The report also introduced the Energy Sector Carbon Intensity Index (ESCII), which shows how much carbon dioxide is emitted, on average, to provide a given unit of energy. The index remains almost unchanged between 1990 and 2010.  

The “positive” news for 2012 include sales of hybrid electric vehicles, which passed the 1 million mark, increased installation rate of solar photovoltaic systems, and falling costs of most clean energy technologies.  The report gives policy recommendations for each technology type, but overall, it concludes: “the true cost of energy must be reflected in consumer prices, through carbon pricing and the phase-out of fossil-fuel subsidies. Technologies like electric vehicles, wind and solar will need support for several years more, but policies should be flexible and transparent. More stringent and broader energy performance standards, building codes and fuel economy standards can drive energy efficiency.” 

The press release from April 17th, with links, is at http://www.iea.org/newsroomandevents/pressreleases/2013/april/name,36789,en.html .   

Fullest coverage is at the Tracking Clean Energy Progress 2013 website at http://www.iea.org/etp/tracking/. The Report document is at http://www.iea.org/publications/TCEP_web.pdf .

Changes in Oil and Gas Regulations for Canada and Alberta

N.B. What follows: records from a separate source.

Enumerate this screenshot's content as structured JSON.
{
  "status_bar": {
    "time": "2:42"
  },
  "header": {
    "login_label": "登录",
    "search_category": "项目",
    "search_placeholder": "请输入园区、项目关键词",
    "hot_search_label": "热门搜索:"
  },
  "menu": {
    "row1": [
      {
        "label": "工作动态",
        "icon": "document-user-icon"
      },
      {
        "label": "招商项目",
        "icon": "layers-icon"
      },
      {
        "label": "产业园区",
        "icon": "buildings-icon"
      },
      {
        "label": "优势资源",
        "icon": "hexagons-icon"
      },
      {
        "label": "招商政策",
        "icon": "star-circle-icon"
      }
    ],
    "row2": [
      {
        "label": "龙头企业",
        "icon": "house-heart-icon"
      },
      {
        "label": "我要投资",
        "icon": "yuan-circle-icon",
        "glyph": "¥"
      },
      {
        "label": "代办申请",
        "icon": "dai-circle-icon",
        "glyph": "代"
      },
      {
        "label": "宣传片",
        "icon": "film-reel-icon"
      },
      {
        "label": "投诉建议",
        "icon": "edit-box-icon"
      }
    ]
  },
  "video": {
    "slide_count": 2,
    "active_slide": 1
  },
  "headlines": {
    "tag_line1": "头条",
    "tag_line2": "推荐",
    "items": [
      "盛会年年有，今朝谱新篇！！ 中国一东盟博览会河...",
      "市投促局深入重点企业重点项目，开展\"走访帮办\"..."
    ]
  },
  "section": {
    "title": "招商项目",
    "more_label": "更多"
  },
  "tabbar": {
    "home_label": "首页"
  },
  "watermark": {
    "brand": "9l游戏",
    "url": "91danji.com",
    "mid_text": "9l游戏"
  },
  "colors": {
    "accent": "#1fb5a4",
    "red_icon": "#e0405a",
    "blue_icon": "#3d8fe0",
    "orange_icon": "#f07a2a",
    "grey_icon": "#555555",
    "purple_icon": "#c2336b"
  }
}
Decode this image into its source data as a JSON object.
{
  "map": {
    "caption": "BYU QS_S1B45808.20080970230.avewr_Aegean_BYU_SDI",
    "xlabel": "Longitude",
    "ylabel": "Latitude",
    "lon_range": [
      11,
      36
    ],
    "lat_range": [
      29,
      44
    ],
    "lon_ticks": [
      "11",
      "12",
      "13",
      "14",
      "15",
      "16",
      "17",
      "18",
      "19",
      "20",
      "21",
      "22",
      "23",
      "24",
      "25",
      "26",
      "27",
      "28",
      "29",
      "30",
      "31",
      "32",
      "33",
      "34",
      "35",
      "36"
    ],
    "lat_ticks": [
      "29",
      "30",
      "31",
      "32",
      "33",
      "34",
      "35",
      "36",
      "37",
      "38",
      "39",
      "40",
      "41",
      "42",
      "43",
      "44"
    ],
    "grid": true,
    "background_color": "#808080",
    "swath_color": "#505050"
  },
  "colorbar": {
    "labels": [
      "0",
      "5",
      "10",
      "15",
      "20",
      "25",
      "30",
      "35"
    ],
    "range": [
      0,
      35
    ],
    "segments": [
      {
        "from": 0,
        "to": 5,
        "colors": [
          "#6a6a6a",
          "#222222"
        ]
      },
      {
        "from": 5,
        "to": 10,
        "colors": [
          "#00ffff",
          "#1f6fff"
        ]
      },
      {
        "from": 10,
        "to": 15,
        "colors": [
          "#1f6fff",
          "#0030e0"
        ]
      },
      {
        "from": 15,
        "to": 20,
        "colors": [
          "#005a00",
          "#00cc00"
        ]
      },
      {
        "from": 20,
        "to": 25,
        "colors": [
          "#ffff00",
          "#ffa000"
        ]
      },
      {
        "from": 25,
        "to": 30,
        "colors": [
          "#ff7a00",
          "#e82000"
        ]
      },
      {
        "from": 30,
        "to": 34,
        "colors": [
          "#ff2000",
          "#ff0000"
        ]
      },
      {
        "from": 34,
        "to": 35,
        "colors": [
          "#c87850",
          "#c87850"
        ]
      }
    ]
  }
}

While Canada waits for the new oil and gas regulations promised for Spring 2013 by Environment Minister Kent, the Pembina Institute has released its own recommendations for what it calls this “make-or-break moment for Canada’s climate credibility”. Author Claire Demerse recommends: the oil and gas industry reduce emissions intensity by 42 % ; the technology fund levy for those who don’t meet the emissions reduction target should increase to at least $100 per tonne by 2020; the current unlimited access to offset credits for companies should end.

Read Getting on Track to 2020: Recommendations for Greenhouse Gas Regulations in Canada’s Oil and Gas Sector from links at:http://www.pembina.org/pub/2427 .

In Alberta, discussion is underway for reform of the provincial carbon pricing system, with the media reporting proposals of a 40% target to improve emissions intensity, and a compensating payment of $40 per tonne if that is not achieved.

Read “Carbon levy talks in early stages, Alberta environment minister confirms” in the Edmonton Journal, April 4, 2013 at:http://www.edmontonjournal.com/technology/Alberta+reviewing+climate+change+policy+McQueen+confirms/8195862/story.html, and See What you need to know about Alberta’s 40/40 carbon pricing proposal, by Simon Dyer (April 5, 2013) at the Pembina website: http://www.pembina.org/blog/707.  

Carbon Pricing Compared: Alberta, B.C., California, Australia, and Other Jurisdictions

Released by the Pembina Institute on February 25, a useful comparison chart highlights carbon pricing approaches in Alberta, British Columbia, California, Australia, Norway and the European Union. Details about each jurisdiction include the 2013 carbon price, proportion of GHG’s covered by the carbon price; presence of a “hard cap” on emissions; percentage of allowance value collected by government; extent to which offsets may be purchased;anticipated public revenue in 2013; and where carbon revenues are allocated.

LINKS

Carbon Pricing Approaches in Oil and Gas Producing Jurisdictions is available at the Pembina Institute website at: http://www.pembina.org/pub/2414